▸ HOW TO COMPLETE THIS TASK:
The expected output is every line below, reproduced exactly.
[Start of Attachment]
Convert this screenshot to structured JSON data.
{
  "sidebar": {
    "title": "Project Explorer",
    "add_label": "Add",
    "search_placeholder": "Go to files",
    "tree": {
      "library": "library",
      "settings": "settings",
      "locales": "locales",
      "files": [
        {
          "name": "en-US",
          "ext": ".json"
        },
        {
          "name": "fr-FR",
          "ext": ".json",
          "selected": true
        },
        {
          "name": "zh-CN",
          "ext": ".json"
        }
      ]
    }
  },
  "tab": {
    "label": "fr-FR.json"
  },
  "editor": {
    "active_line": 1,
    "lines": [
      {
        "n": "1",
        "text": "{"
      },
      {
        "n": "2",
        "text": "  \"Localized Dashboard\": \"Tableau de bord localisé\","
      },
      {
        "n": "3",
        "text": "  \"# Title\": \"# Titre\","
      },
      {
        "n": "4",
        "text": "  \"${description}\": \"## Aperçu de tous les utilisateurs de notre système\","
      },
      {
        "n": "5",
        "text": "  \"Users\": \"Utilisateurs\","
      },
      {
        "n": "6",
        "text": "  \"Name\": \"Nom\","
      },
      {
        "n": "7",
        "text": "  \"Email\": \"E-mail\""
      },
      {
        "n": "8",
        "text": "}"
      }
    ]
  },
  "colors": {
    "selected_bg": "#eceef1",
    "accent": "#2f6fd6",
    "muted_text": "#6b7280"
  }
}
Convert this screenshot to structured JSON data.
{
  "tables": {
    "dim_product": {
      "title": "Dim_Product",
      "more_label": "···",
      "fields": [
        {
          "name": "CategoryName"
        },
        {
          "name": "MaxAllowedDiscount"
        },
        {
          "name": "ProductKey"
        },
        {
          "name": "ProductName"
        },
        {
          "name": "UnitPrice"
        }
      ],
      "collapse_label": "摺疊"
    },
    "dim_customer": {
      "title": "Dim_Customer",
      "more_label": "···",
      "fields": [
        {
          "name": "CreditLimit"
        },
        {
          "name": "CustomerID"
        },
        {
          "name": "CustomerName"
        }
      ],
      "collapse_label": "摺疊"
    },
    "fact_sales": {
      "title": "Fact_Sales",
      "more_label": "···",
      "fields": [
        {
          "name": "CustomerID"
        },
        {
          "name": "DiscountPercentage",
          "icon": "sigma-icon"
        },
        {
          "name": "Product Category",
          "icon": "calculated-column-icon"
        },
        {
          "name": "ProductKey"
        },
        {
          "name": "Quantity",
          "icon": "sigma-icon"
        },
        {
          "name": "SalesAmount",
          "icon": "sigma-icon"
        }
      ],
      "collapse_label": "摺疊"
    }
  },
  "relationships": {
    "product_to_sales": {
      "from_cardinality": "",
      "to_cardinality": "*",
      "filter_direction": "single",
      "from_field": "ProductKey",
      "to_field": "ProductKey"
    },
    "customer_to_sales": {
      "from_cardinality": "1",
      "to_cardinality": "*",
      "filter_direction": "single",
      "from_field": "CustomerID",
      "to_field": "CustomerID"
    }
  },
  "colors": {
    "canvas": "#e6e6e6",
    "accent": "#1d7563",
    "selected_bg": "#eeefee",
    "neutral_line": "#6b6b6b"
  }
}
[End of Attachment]
▸ RESPONSE TO THIS EXERCISE:
Convert this screenshot to structured JSON data.
{
  "sidebar": {
    "title": "Project Explorer",
    "add_label": "Add",
    "search_placeholder": "Go to files",
    "tree": {
      "library": "library",
      "settings": "settings",
      "locales": "locales",
      "files": [
        {
          "name": "en-US",
          "ext": ".json"
        },
        {
          "name": "fr-FR",
          "ext": ".json",
          "selected": true
        },
        {
          "name": "zh-CN",
          "ext": ".json"
        }
      ]
    }
  },
  "tab": {
    "label": "fr-FR.json"
  },
  "editor": {
    "active_line": 1,
    "lines": [
      {
        "n": "1",
        "text": "{"
      },
      {
        "n": "2",
        "text": "  \"Localized Dashboard\": \"Tableau de bord localisé\","
      },
      {
        "n": "3",
        "text": "  \"# Title\": \"# Titre\","
      },
      {
        "n": "4",
        "text": "  \"${description}\": \"## Aperçu de tous les utilisateurs de notre système\","
      },
      {
        "n": "5",
        "text": "  \"Users\": \"Utilisateurs\","
      },
      {
        "n": "6",
        "text": "  \"Name\": \"Nom\","
      },
      {
        "n": "7",
        "text": "  \"Email\": \"E-mail\""
      },
      {
        "n": "8",
        "text": "}"
      }
    ]
  },
  "colors": {
    "selected_bg": "#eceef1",
    "accent": "#2f6fd6",
    "muted_text": "#6b7280"
  }
}
Convert this screenshot to structured JSON data.
{
  "tables": {
    "dim_product": {
      "title": "Dim_Product",
      "more_label": "···",
      "fields": [
        {
          "name": "CategoryName"
        },
        {
          "name": "MaxAllowedDiscount"
        },
        {
          "name": "ProductKey"
        },
        {
          "name": "ProductName"
        },
        {
          "name": "UnitPrice"
        }
      ],
      "collapse_label": "摺疊"
    },
    "dim_customer": {
      "title": "Dim_Customer",
      "more_label": "···",
      "fields": [
        {
          "name": "CreditLimit"
        },
        {
          "name": "CustomerID"
        },
        {
          "name": "CustomerName"
        }
      ],
      "collapse_label": "摺疊"
    },
    "fact_sales": {
      "title": "Fact_Sales",
      "more_label": "···",
      "fields": [
        {
          "name": "CustomerID"
        },
        {
          "name": "DiscountPercentage",
          "icon": "sigma-icon"
        },
        {
          "name": "Product Category",
          "icon": "calculated-column-icon"
        },
        {
          "name": "ProductKey"
        },
        {
          "name": "Quantity",
          "icon": "sigma-icon"
        },
        {
          "name": "SalesAmount",
          "icon": "sigma-icon"
        }
      ],
      "collapse_label": "摺疊"
    }
  },
  "relationships": {
    "product_to_sales": {
      "from_cardinality": "",
      "to_cardinality": "*",
      "filter_direction": "single",
      "from_field": "ProductKey",
      "to_field": "ProductKey"
    },
    "customer_to_sales": {
      "from_cardinality": "1",
      "to_cardinality": "*",
      "filter_direction": "single",
      "from_field": "CustomerID",
      "to_field": "CustomerID"
    }
  },
  "colors": {
    "canvas": "#e6e6e6",
    "accent": "#1d7563",
    "selected_bg": "#eeefee",
    "neutral_line": "#6b6b6b"
  }
}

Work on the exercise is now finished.